One of the mysteries of the sea are the large number of seamounts that rise up on the seabed and, in a few cases, break surface to form oceanic islands. Volcanic in origin, seamounts are widely scattered throughout the world’s ocean basins, especially in the Pacific. Recent estimates suggest that there maybe as many as 200,000 seamounts with heights above the surrounding seafloor that are in the range 0.1 to 6.7 km. Seamounts are generally circular in shape, have pointed, star-shaped, curved, or flat tops, and are often capped by a coral reef. They are of geological interest because they record the horizontal and vertical motions of the Earth’s tectonic plates, the strength of its hard outermost rock layer, and the magmatic ‘pulse’ of its deep interior. They are also significant as ocean ‘stirring rods’, biodiversity ‘hotspots’, and hazards for earthquakes, landslides, and submarine navigation. 

Unfortunately, there are only a few (<300) sample ages from seamounts and so we do not know how many are like Loihi in the Hawaiian Island chain, which is building up on the seafloor and will eventually form an island or Horizon Guyot in the Mid-Pacific Mountain chain, which was once an island and is now sinking. One problem is sparse ship track coverage that has made seamounts difficult to find. Statistical studies suggest that there maybe as many as 24,000 seamounts higher than 1 km still to be discovered. The charting of these seamounts and the determination of their morphology, structure, and evolution is one of the many challenges facing marine geoscientists in the future. 

Listen to 'Spider Webs and Seamounts' in our series of podcasts to hear Tony Watts explain more about his research into seamounts and their origin.


Tony Watts (University of Oxford)


Tony Watts is Professor of Marine Geology and Geophysics in the Department of Earth Sciences at the University of Oxford. He received his BSc. in Geology and Physics from University College, London and his Ph.D in Marine Geophysics from the University of Durham. After graduating, he joined the Bedford Institute of Oceanography, Dartmouth, Canada and then the Lamont-Doherty Geological Observatory of Columbia University, New York, USA. 

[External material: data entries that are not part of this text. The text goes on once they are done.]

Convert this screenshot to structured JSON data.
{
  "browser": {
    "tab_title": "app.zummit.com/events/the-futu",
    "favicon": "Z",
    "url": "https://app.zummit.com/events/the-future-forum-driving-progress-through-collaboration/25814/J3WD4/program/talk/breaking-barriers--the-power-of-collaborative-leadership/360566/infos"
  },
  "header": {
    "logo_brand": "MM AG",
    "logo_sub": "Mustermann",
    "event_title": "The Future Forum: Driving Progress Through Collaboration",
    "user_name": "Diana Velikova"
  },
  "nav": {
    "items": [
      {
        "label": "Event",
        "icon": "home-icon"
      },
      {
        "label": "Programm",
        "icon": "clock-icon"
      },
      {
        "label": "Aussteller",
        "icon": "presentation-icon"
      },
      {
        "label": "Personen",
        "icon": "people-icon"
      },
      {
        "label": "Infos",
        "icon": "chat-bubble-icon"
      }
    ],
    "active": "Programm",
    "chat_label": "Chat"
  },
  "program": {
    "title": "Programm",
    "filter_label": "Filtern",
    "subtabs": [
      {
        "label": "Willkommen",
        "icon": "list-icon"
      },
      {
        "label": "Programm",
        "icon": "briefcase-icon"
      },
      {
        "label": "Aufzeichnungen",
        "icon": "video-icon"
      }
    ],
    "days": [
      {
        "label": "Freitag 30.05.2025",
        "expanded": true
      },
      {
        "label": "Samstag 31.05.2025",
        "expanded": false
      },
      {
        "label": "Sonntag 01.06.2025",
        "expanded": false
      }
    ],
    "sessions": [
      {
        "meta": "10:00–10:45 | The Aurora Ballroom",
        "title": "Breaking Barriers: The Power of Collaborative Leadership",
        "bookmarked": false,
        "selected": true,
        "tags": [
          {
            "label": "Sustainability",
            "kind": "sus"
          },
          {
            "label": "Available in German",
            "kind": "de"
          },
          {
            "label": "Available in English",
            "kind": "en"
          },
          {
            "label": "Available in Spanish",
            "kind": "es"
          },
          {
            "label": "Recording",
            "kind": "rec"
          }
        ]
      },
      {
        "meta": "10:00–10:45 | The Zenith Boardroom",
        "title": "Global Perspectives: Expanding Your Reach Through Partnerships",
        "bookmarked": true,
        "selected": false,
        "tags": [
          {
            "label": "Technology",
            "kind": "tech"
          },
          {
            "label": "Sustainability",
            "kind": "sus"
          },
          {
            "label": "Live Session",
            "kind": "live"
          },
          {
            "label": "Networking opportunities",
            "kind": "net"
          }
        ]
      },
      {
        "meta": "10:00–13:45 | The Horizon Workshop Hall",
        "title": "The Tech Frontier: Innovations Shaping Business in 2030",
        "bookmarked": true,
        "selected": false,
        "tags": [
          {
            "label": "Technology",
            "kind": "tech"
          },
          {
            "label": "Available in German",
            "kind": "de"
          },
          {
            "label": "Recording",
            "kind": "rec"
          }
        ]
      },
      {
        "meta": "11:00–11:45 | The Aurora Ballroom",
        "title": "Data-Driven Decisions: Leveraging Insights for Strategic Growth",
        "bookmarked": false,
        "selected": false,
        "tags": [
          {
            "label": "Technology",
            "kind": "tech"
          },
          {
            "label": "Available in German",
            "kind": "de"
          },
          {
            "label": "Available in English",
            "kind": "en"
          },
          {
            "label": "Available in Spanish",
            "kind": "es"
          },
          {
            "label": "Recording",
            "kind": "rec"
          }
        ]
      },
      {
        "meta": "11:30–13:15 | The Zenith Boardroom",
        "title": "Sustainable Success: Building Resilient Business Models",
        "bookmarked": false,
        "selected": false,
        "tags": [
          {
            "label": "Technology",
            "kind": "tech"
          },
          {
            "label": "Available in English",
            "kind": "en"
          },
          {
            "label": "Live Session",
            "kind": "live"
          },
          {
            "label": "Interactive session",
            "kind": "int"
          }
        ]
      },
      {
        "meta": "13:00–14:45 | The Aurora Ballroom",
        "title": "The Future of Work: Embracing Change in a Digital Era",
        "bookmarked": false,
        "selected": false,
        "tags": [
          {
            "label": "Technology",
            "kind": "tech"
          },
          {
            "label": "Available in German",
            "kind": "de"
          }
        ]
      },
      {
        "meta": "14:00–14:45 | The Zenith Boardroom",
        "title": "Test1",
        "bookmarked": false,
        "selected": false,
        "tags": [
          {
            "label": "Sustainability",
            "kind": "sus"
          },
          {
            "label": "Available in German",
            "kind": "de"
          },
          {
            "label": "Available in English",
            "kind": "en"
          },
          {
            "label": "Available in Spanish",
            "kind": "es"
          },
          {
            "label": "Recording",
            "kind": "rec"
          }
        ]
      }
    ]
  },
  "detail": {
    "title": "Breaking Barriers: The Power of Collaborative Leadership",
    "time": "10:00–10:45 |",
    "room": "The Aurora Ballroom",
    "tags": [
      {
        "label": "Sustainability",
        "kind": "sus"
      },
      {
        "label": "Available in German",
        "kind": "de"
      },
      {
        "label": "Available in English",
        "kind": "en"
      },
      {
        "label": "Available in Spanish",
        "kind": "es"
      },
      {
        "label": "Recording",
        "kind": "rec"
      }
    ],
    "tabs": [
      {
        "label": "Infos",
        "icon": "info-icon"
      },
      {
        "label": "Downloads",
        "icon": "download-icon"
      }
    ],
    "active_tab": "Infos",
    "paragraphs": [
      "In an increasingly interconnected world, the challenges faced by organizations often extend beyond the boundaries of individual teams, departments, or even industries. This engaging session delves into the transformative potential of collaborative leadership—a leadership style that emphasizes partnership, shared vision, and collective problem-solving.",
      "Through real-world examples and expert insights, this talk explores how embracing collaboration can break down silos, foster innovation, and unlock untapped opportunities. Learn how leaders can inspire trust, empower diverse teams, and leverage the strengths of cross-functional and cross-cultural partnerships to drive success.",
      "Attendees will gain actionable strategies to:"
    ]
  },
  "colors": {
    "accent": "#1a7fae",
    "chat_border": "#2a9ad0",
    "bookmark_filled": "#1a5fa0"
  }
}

He has participated in some 18 cruises of scientific research ships to each of the world’s ocean basins and has been involved in all aspects of the acquisition, reduction, and interpretation of marine geological and geophysical data. His current research is focussed on the structure and evolution of the Brazilian continental margin, the Canary and Cape Verde Islands, and the Tonga-Kermedec deep-sea trench island arc system.